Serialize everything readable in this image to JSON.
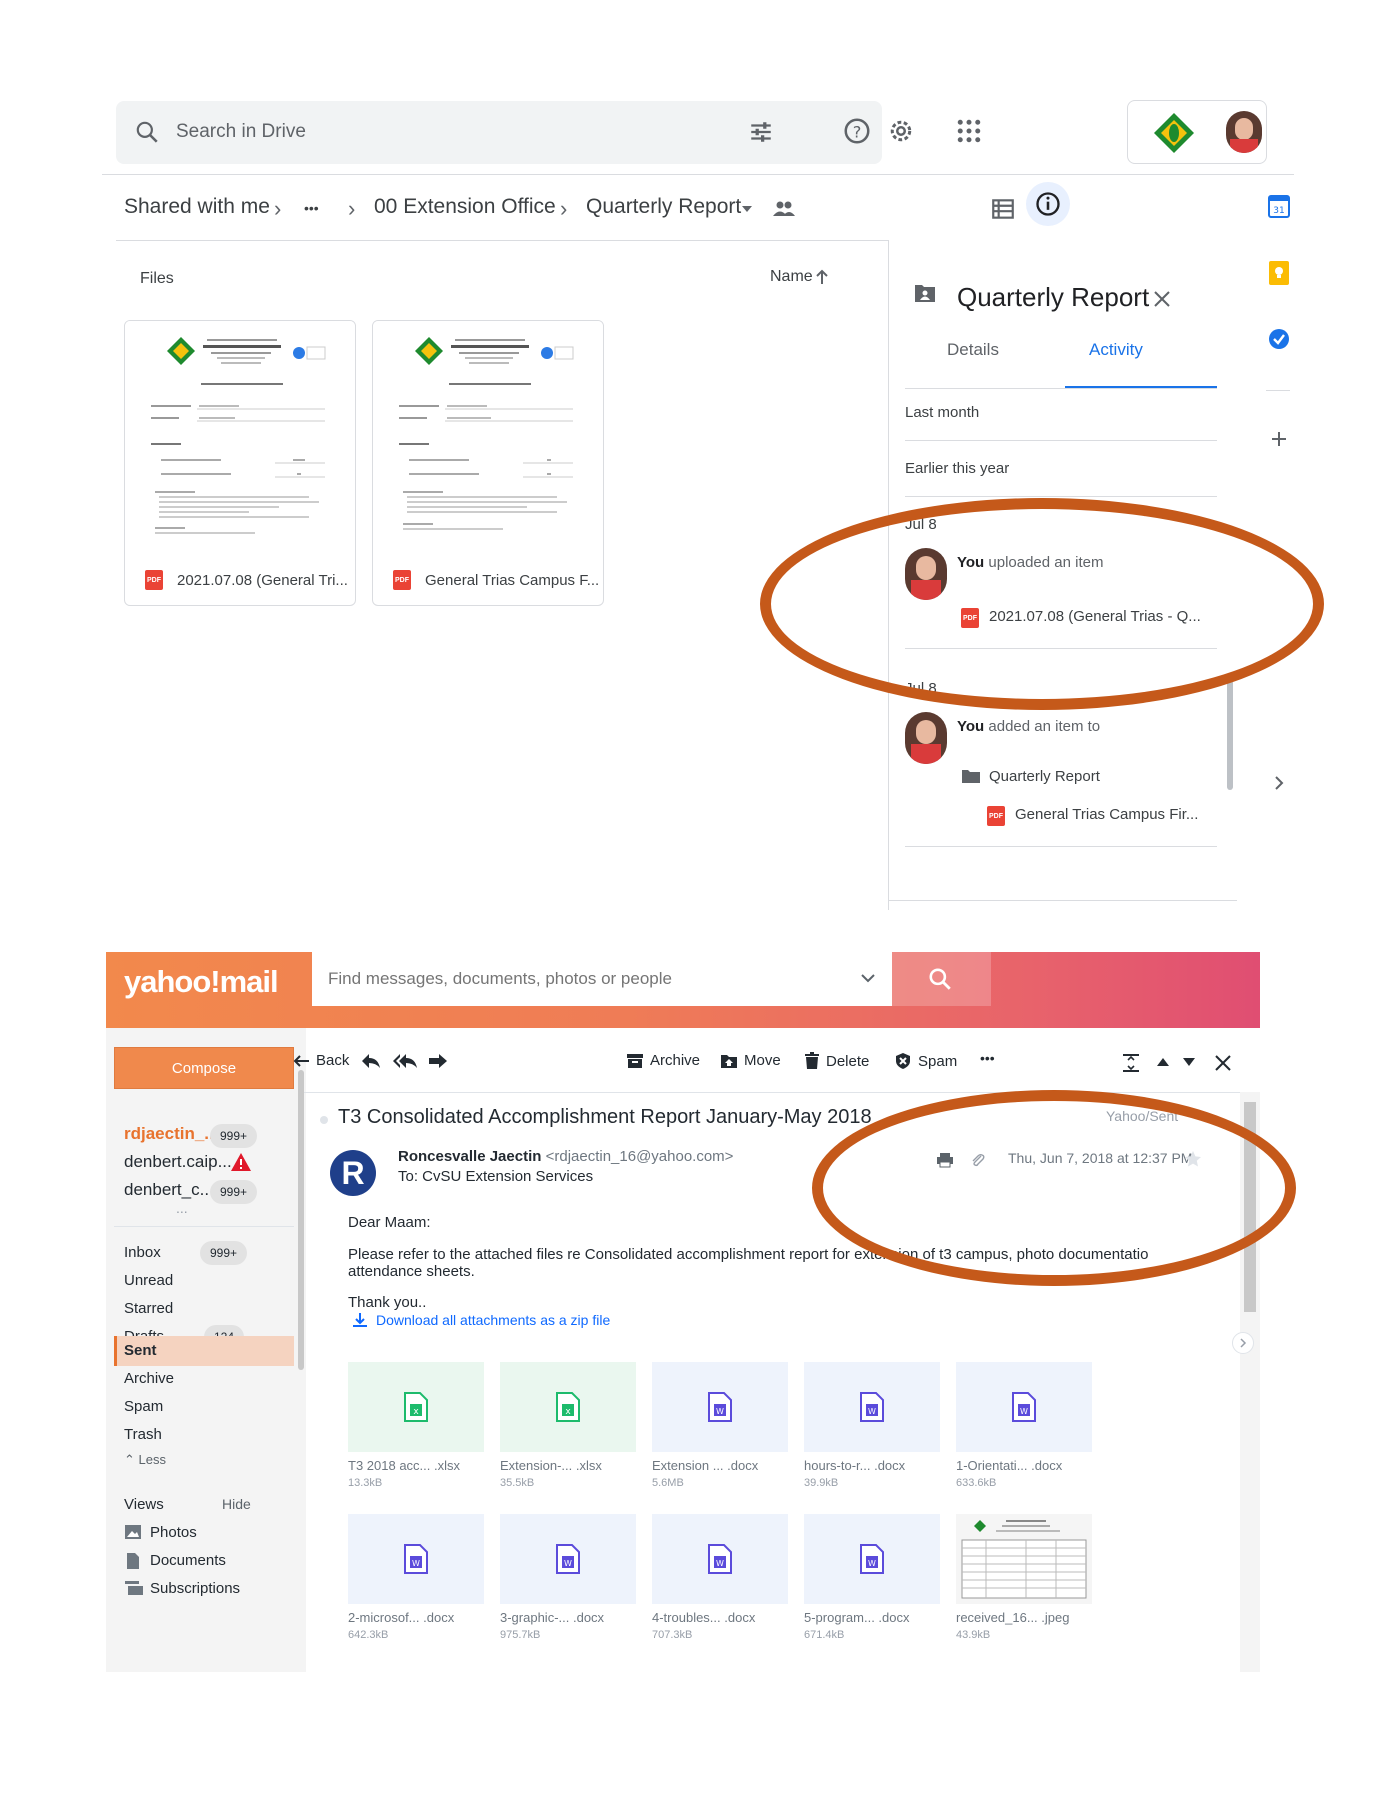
{
  "drive": {
    "search_placeholder": "Search in Drive",
    "breadcrumb": {
      "root": "Shared with me",
      "ellipsis": "•••",
      "folder": "00 Extension Office",
      "current": "Quarterly Report"
    },
    "files_label": "Files",
    "sort_label": "Name",
    "files": [
      {
        "name": "2021.07.08 (General Tri..."
      },
      {
        "name": "General Trias Campus F..."
      }
    ],
    "panel": {
      "title": "Quarterly Report",
      "tabs": [
        {
          "label": "Details"
        },
        {
          "label": "Activity"
        }
      ],
      "active_tab": "Activity",
      "sections": {
        "last_month": "Last month",
        "earlier": "Earlier this year"
      },
      "activities": [
        {
          "date": "Jul 8",
          "actor": "You",
          "action": "uploaded an item",
          "file": "2021.07.08 (General Trias - Q..."
        },
        {
          "date": "Jul 8",
          "actor": "You",
          "action": "added an item to",
          "folder": "Quarterly Report",
          "file": "General Trias Campus Fir..."
        }
      ]
    },
    "accent_color": "#1a73e8"
  },
  "yahoo": {
    "logo": "yahoo!mail",
    "search_placeholder": "Find messages, documents, photos or people",
    "compose_label": "Compose",
    "accounts": [
      {
        "name": "rdjaectin_...",
        "count": "999+"
      },
      {
        "name": "denbert.caip...",
        "count": ""
      },
      {
        "name": "denbert_c...",
        "count": "999+"
      }
    ],
    "more_label": "...",
    "folders": [
      {
        "name": "Inbox",
        "count": "999+"
      },
      {
        "name": "Unread",
        "count": ""
      },
      {
        "name": "Starred",
        "count": ""
      },
      {
        "name": "Drafts",
        "count": "124"
      },
      {
        "name": "Sent",
        "count": ""
      },
      {
        "name": "Archive",
        "count": ""
      },
      {
        "name": "Spam",
        "count": ""
      },
      {
        "name": "Trash",
        "count": ""
      }
    ],
    "less_label": "Less",
    "views_label": "Views",
    "hide_label": "Hide",
    "views": [
      {
        "name": "Photos"
      },
      {
        "name": "Documents"
      },
      {
        "name": "Subscriptions"
      }
    ],
    "toolbar": {
      "back": "Back",
      "archive": "Archive",
      "move": "Move",
      "delete": "Delete",
      "spam": "Spam",
      "more": "•••"
    },
    "message": {
      "subject": "T3 Consolidated Accomplishment Report January-May 2018",
      "folder_tag": "Yahoo/Sent",
      "sender_initial": "R",
      "sender_name": "Roncesvalle Jaectin",
      "sender_email": "<rdjaectin_16@yahoo.com>",
      "to": "To: CvSU Extension Services",
      "date": "Thu, Jun 7, 2018 at 12:37 PM",
      "greeting": "Dear Maam:",
      "body_line1": "Please refer to the attached files re Consolidated accomplishment report for extension of t3 campus, photo documentation and",
      "body_line2": "attendance sheets.",
      "closing": "Thank you..",
      "download_all": "Download all attachments as a zip file"
    },
    "attachments": [
      {
        "name": "T3 2018 acc... .xlsx",
        "size": "13.3kB",
        "type": "xlsx"
      },
      {
        "name": "Extension-... .xlsx",
        "size": "35.5kB",
        "type": "xlsx"
      },
      {
        "name": "Extension ... .docx",
        "size": "5.6MB",
        "type": "docx"
      },
      {
        "name": "hours-to-r... .docx",
        "size": "39.9kB",
        "type": "docx"
      },
      {
        "name": "1-Orientati... .docx",
        "size": "633.6kB",
        "type": "docx"
      },
      {
        "name": "2-microsof... .docx",
        "size": "642.3kB",
        "type": "docx"
      },
      {
        "name": "3-graphic-... .docx",
        "size": "975.7kB",
        "type": "docx"
      },
      {
        "name": "4-troubles... .docx",
        "size": "707.3kB",
        "type": "docx"
      },
      {
        "name": "5-program... .docx",
        "size": "671.4kB",
        "type": "docx"
      },
      {
        "name": "received_16... .jpeg",
        "size": "43.9kB",
        "type": "jpeg"
      }
    ],
    "brand_color": "#f0894c",
    "highlight_color": "#c5591a"
  }
}
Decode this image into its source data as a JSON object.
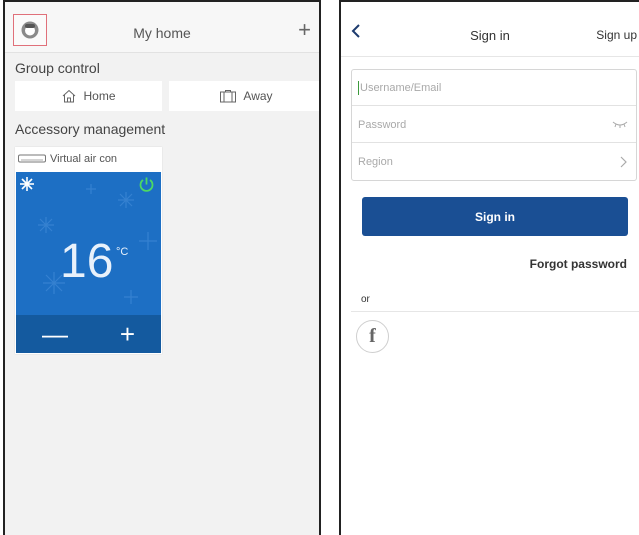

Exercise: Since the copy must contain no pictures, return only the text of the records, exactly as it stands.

Exercise solution:
Serialize everything readable in this image to JSON.
{
  "drive": {
    "search_placeholder": "Search in Drive",
    "breadcrumb": {
      "root": "Shared with me",
      "ellipsis": "•••",
      "folder": "00 Extension Office",
      "current": "Quarterly Report"
    },
    "files_label": "Files",
    "sort_label": "Name",
    "files": [
      {
        "name": "2021.07.08 (General Tri..."
      },
      {
        "name": "General Trias Campus F..."
      }
    ],
    "panel": {
      "title": "Quarterly Report",
      "tabs": [
        {
          "label": "Details"
        },
        {
          "label": "Activity"
        }
      ],
      "active_tab": "Activity",
      "sections": {
        "last_month": "Last month",
        "earlier": "Earlier this year"
      },
      "activities": [
        {
          "date": "Jul 8",
          "actor": "You",
          "action": "uploaded an item",
          "file": "2021.07.08 (General Trias - Q..."
        },
        {
          "date": "Jul 8",
          "actor": "You",
          "action": "added an item to",
          "folder": "Quarterly Report",
          "file": "General Trias Campus Fir..."
        }
      ]
    },
    "accent_color": "#1a73e8"
  },
  "yahoo": {
    "logo": "yahoo!mail",
    "search_placeholder": "Find messages, documents, photos or people",
    "compose_label": "Compose",
    "accounts": [
      {
        "name": "rdjaectin_...",
        "count": "999+"
      },
      {
        "name": "denbert.caip...",
        "count": ""
      },
      {
        "name": "denbert_c...",
        "count": "999+"
      }
    ],
    "more_label": "...",
    "folders": [
      {
        "name": "Inbox",
        "count": "999+"
      },
      {
        "name": "Unread",
        "count": ""
      },
      {
        "name": "Starred",
        "count": ""
      },
      {
        "name": "Drafts",
        "count": "124"
      },
      {
        "name": "Sent",
        "count": ""
      },
      {
        "name": "Archive",
        "count": ""
      },
      {
        "name": "Spam",
        "count": ""
      },
      {
        "name": "Trash",
        "count": ""
      }
    ],
    "less_label": "Less",
    "views_label": "Views",
    "hide_label": "Hide",
    "views": [
      {
        "name": "Photos"
      },
      {
        "name": "Documents"
      },
      {
        "name": "Subscriptions"
      }
    ],
    "toolbar": {
      "back": "Back",
      "archive": "Archive",
      "move": "Move",
      "delete": "Delete",
      "spam": "Spam",
      "more": "•••"
    },
    "message": {
      "subject": "T3 Consolidated Accomplishment Report January-May 2018",
      "folder_tag": "Yahoo/Sent",
      "sender_initial": "R",
      "sender_name": "Roncesvalle Jaectin",
      "sender_email": "<rdjaectin_16@yahoo.com>",
      "to": "To: CvSU Extension Services",
      "date": "Thu, Jun 7, 2018 at 12:37 PM",
      "greeting": "Dear Maam:",
      "body_line1": "Please refer to the attached files re Consolidated accomplishment report for extension of t3 campus, photo documentation and",
      "body_line2": "attendance sheets.",
      "closing": "Thank you..",
      "download_all": "Download all attachments as a zip file"
    },
    "attachments": [
      {
        "name": "T3 2018 acc... .xlsx",
        "size": "13.3kB",
        "type": "xlsx"
      },
      {
        "name": "Extension-... .xlsx",
        "size": "35.5kB",
        "type": "xlsx"
      },
      {
        "name": "Extension ... .docx",
        "size": "5.6MB",
        "type": "docx"
      },
      {
        "name": "hours-to-r... .docx",
        "size": "39.9kB",
        "type": "docx"
      },
      {
        "name": "1-Orientati... .docx",
        "size": "633.6kB",
        "type": "docx"
      },
      {
        "name": "2-microsof... .docx",
        "size": "642.3kB",
        "type": "docx"
      },
      {
        "name": "3-graphic-... .docx",
        "size": "975.7kB",
        "type": "docx"
      },
      {
        "name": "4-troubles... .docx",
        "size": "707.3kB",
        "type": "docx"
      },
      {
        "name": "5-program... .docx",
        "size": "671.4kB",
        "type": "docx"
      },
      {
        "name": "received_16... .jpeg",
        "size": "43.9kB",
        "type": "jpeg"
      }
    ],
    "brand_color": "#f0894c",
    "highlight_color": "#c5591a"
  }
}
Decode this image into its source data as a JSON object.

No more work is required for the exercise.